* _Input data_
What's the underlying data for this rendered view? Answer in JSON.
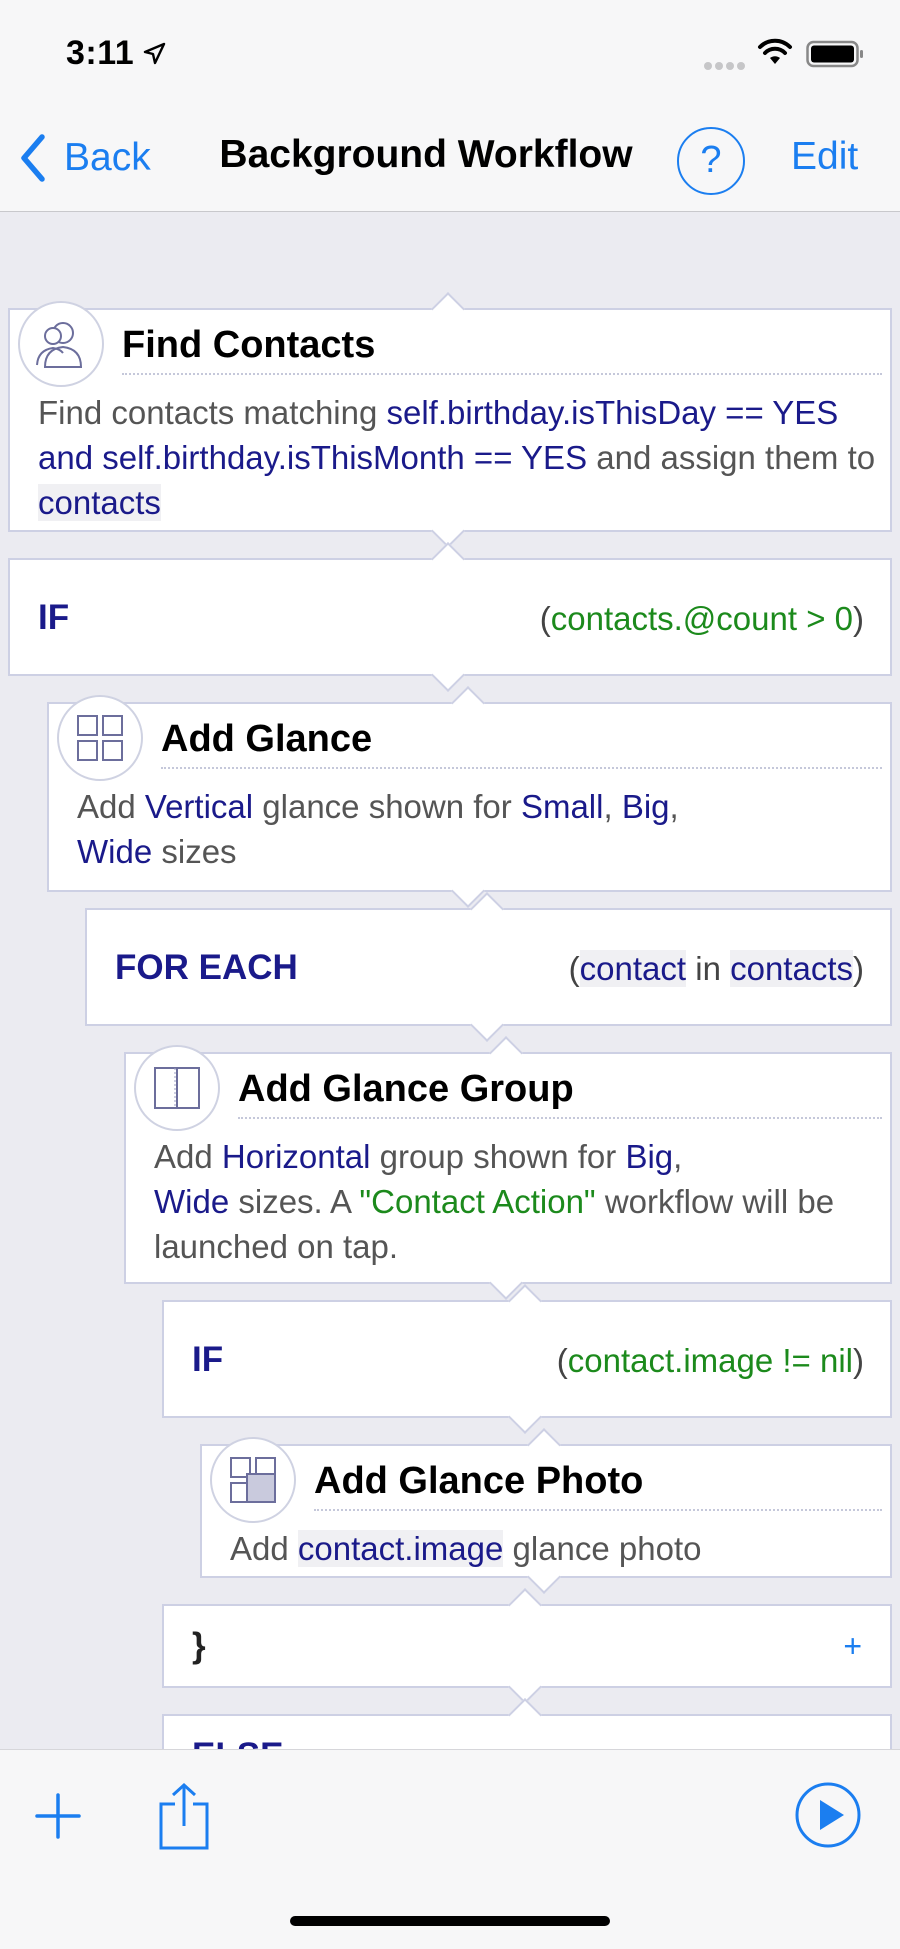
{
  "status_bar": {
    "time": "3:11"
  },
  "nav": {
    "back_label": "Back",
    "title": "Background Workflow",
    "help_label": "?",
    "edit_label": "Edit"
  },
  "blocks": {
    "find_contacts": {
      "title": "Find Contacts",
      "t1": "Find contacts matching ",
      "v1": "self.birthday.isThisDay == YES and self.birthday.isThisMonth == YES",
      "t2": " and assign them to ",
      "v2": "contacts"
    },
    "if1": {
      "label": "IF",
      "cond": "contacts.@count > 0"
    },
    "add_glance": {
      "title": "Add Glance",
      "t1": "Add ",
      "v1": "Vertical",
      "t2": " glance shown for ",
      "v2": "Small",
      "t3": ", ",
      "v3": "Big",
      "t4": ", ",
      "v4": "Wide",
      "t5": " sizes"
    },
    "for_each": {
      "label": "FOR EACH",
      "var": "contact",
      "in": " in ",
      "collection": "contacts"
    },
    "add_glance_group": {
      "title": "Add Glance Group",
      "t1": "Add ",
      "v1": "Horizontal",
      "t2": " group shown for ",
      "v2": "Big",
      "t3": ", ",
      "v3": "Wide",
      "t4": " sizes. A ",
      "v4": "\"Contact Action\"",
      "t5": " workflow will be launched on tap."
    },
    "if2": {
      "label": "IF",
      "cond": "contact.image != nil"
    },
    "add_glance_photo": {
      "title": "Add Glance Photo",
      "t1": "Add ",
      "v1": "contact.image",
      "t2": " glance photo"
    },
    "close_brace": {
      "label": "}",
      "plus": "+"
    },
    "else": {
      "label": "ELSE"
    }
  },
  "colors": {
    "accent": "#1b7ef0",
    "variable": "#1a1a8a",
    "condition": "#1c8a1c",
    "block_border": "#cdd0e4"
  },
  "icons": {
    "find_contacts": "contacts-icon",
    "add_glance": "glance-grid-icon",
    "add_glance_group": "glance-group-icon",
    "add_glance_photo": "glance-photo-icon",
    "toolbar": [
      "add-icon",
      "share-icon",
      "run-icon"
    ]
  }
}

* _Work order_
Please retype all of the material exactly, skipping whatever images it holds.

* _Answer space_
What's the underlying data for this rendered view? Answer in JSON.
{
  "status_bar": {
    "time": "3:11"
  },
  "nav": {
    "back_label": "Back",
    "title": "Background Workflow",
    "help_label": "?",
    "edit_label": "Edit"
  },
  "blocks": {
    "find_contacts": {
      "title": "Find Contacts",
      "t1": "Find contacts matching ",
      "v1": "self.birthday.isThisDay == YES and self.birthday.isThisMonth == YES",
      "t2": " and assign them to ",
      "v2": "contacts"
    },
    "if1": {
      "label": "IF",
      "cond": "contacts.@count > 0"
    },
    "add_glance": {
      "title": "Add Glance",
      "t1": "Add ",
      "v1": "Vertical",
      "t2": " glance shown for ",
      "v2": "Small",
      "t3": ", ",
      "v3": "Big",
      "t4": ", ",
      "v4": "Wide",
      "t5": " sizes"
    },
    "for_each": {
      "label": "FOR EACH",
      "var": "contact",
      "in": " in ",
      "collection": "contacts"
    },
    "add_glance_group": {
      "title": "Add Glance Group",
      "t1": "Add ",
      "v1": "Horizontal",
      "t2": " group shown for ",
      "v2": "Big",
      "t3": ", ",
      "v3": "Wide",
      "t4": " sizes. A ",
      "v4": "\"Contact Action\"",
      "t5": " workflow will be launched on tap."
    },
    "if2": {
      "label": "IF",
      "cond": "contact.image != nil"
    },
    "add_glance_photo": {
      "title": "Add Glance Photo",
      "t1": "Add ",
      "v1": "contact.image",
      "t2": " glance photo"
    },
    "close_brace": {
      "label": "}",
      "plus": "+"
    },
    "else": {
      "label": "ELSE"
    }
  },
  "colors": {
    "accent": "#1b7ef0",
    "variable": "#1a1a8a",
    "condition": "#1c8a1c",
    "block_border": "#cdd0e4"
  },
  "icons": {
    "find_contacts": "contacts-icon",
    "add_glance": "glance-grid-icon",
    "add_glance_group": "glance-group-icon",
    "add_glance_photo": "glance-photo-icon",
    "toolbar": [
      "add-icon",
      "share-icon",
      "run-icon"
    ]
  }
}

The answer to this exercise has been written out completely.